Of course, I’m not the only person who has expressed concerns about the planet our grandchildren will inherit. In fact, someone’s even written a book about his concerns. Dr. James Hansen is one of the most respected climatologists on Earth so his words have significance. He was among the first to bring attention about the threats posed from greenhouse gas emissions to a U.S. Senate committee back in 1988. And although he would much prefer to just continue to work as a scientist rather than an activist or an advocate, he’s been affected by what he sees around him. It’s hard to sit idly by when you see the harm happening before your eyes and you think about what your children and grandchildren are going to face. As Hansen explains in his book, he didn’t want to ever be accused by younger members of his family that he didn’t speak out when he knew the extent of the problem better than almost anyone.
In keeping with this week’s theme, I think I should round it out with another one of my science heroes who have helped shape my attitudes toward global warming and our planet. James Hansen was the first climatologist to take this issue on seriously, talking to government officials about the situation more than a quarter of a century ago.
This clip is longer than the ones I usually show, but it’s an important message and helps to explain why someone like Dr. Hansen continues to fight this fight.
“Progress is impossible without change, and those who cannot change their minds cannot change anything.” —George Bernard Shaw
Often people ask what measures governments and world leaders can take to tackle our emissions. After all, as a civilization our history for the last 12,000 years or so has been one of moving forward with nonstop progress: progress in society, progress in technology, and progress in scientific understanding.
So keeping that in mind, setting limits on our greenhouse gas emissions as the only measure isn’t a very realistic (read: practical) way to deal with the problem of global warming and climate change because it doesn’t allow us to progress and advance as a species, and doesn’t take the basic framework of society (read: politics and economics) into account.
To that end, the most obvious area where we can move forward and solve this problem at the same time is through research and development into areas that will get us off of our addiction to fossil fuels. presently the cheapest and easiest source of energy for the planet, albeit not the healthiest.

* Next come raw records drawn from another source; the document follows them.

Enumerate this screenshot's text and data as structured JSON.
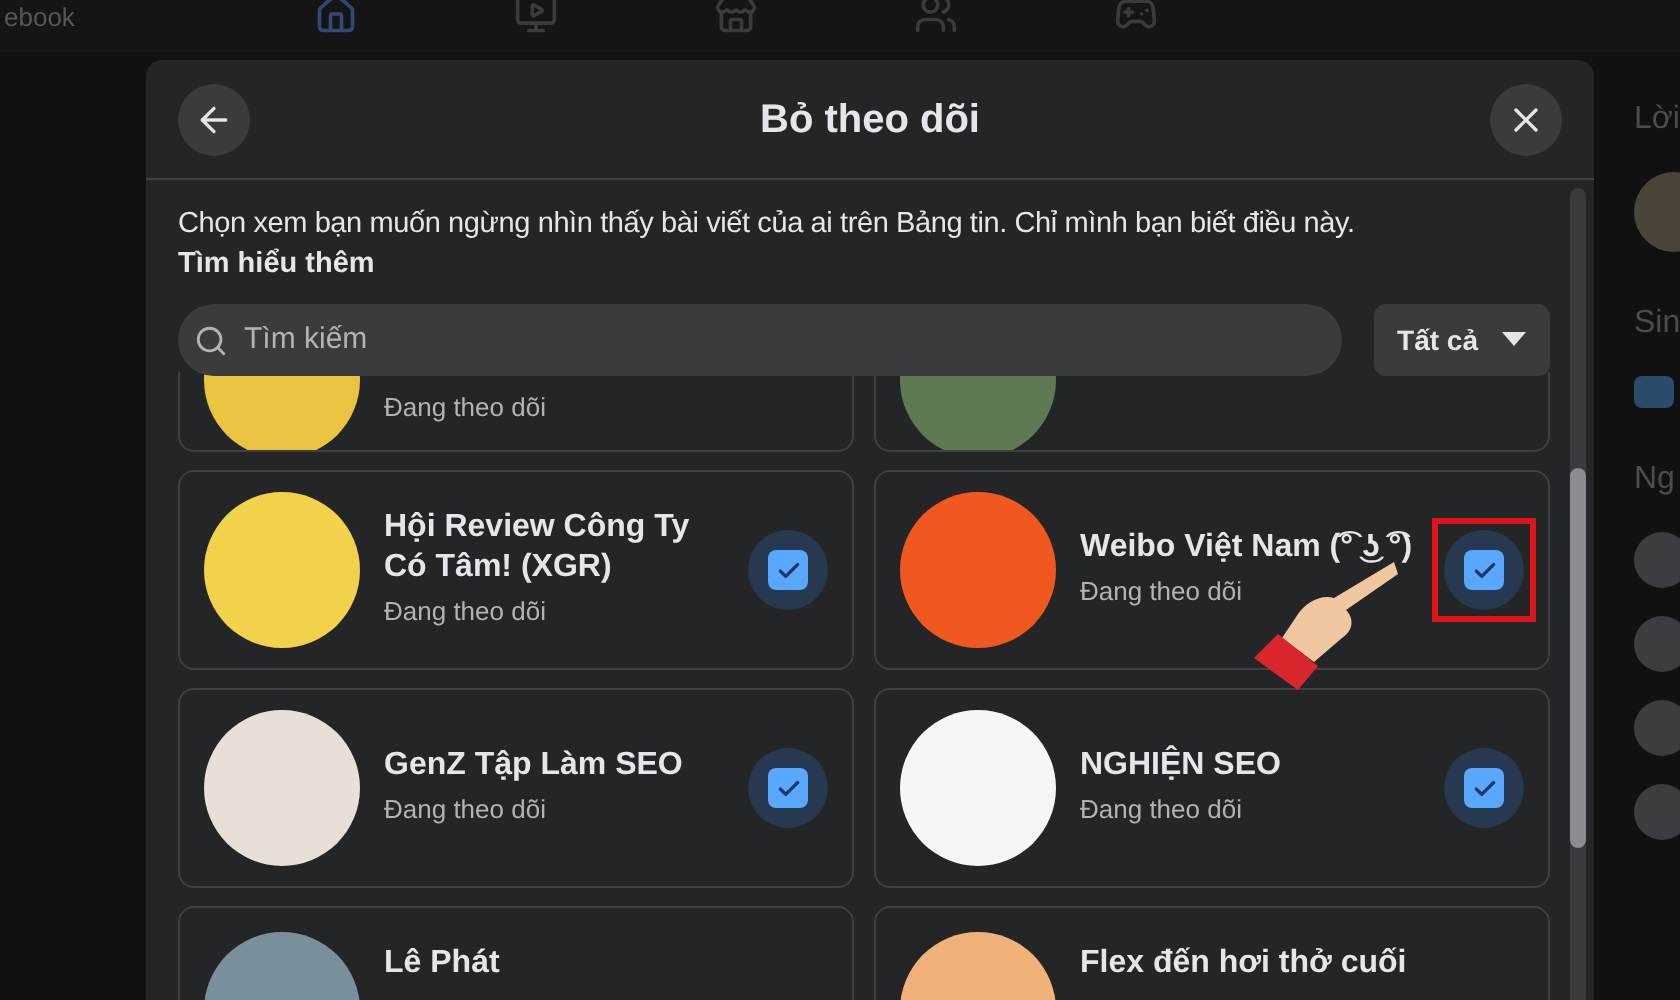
{
  "background": {
    "brand_fragment": "ebook",
    "sidebar_headings": [
      "Lời",
      "Sin",
      "Ng"
    ]
  },
  "dialog": {
    "title": "Bỏ theo dõi",
    "description": "Chọn xem bạn muốn ngừng nhìn thấy bài viết của ai trên Bảng tin. Chỉ mình bạn biết điều này.",
    "learn_more": "Tìm hiểu thêm",
    "search": {
      "placeholder": "Tìm kiếm"
    },
    "filter": "Tất cả"
  },
  "pages": [
    {
      "kind": "partial",
      "status": "Đang theo dõi"
    },
    {
      "kind": "partial"
    },
    {
      "kind": "full",
      "name": "Hội Review Công Ty Có Tâm! (XGR)",
      "status": "Đang theo dõi",
      "checked": true,
      "highlighted": false
    },
    {
      "kind": "full",
      "name": "Weibo Việt Nam (͡° ͜ʖ ͡°)",
      "status": "Đang theo dõi",
      "checked": true,
      "highlighted": true
    },
    {
      "kind": "full",
      "name": "GenZ Tập Làm SEO",
      "status": "Đang theo dõi",
      "checked": true,
      "highlighted": false
    },
    {
      "kind": "full",
      "name": "NGHIỆN SEO",
      "status": "Đang theo dõi",
      "checked": true,
      "highlighted": false
    },
    {
      "kind": "cut",
      "name": "Lê Phát"
    },
    {
      "kind": "cut",
      "name": "Flex đến hơi thở cuối"
    }
  ]
}
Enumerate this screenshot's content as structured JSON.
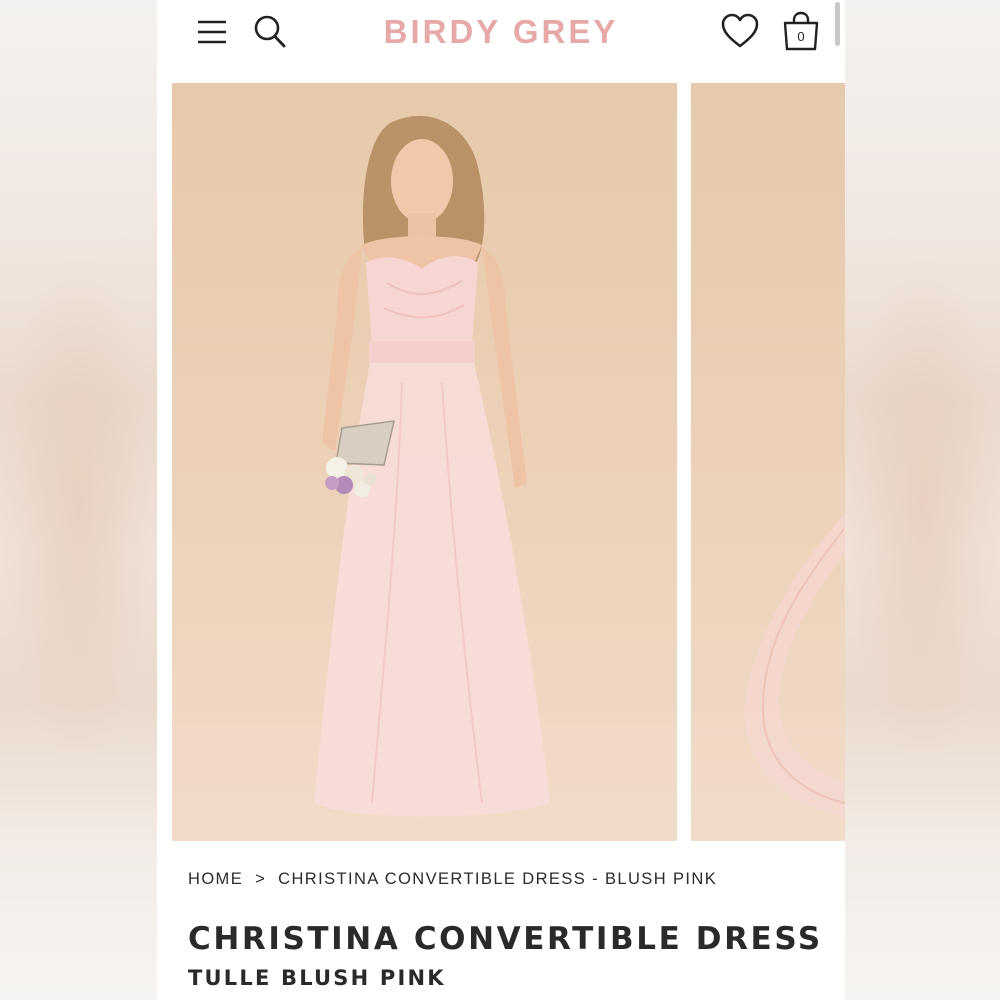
{
  "header": {
    "logo_text": "BIRDY GREY",
    "bag_count": "0",
    "brand_color": "#e6a9a8"
  },
  "gallery": {
    "images": [
      {
        "name": "model-wearing-blush-pink-strapless-tulle-dress"
      },
      {
        "name": "blush-pink-tulle-sash-detail"
      }
    ]
  },
  "breadcrumb": {
    "home": "HOME",
    "separator": ">",
    "current": "CHRISTINA CONVERTIBLE DRESS - BLUSH PINK"
  },
  "product": {
    "title": "CHRISTINA CONVERTIBLE DRESS",
    "subtitle": "TULLE BLUSH PINK"
  },
  "icons": [
    "menu-icon",
    "search-icon",
    "heart-icon",
    "shopping-bag-icon"
  ]
}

So how do you possibly do that? How do you encourage research, move forward in technology, all the while working within the economic and political framework our planet’s governments have set up? Continue reading →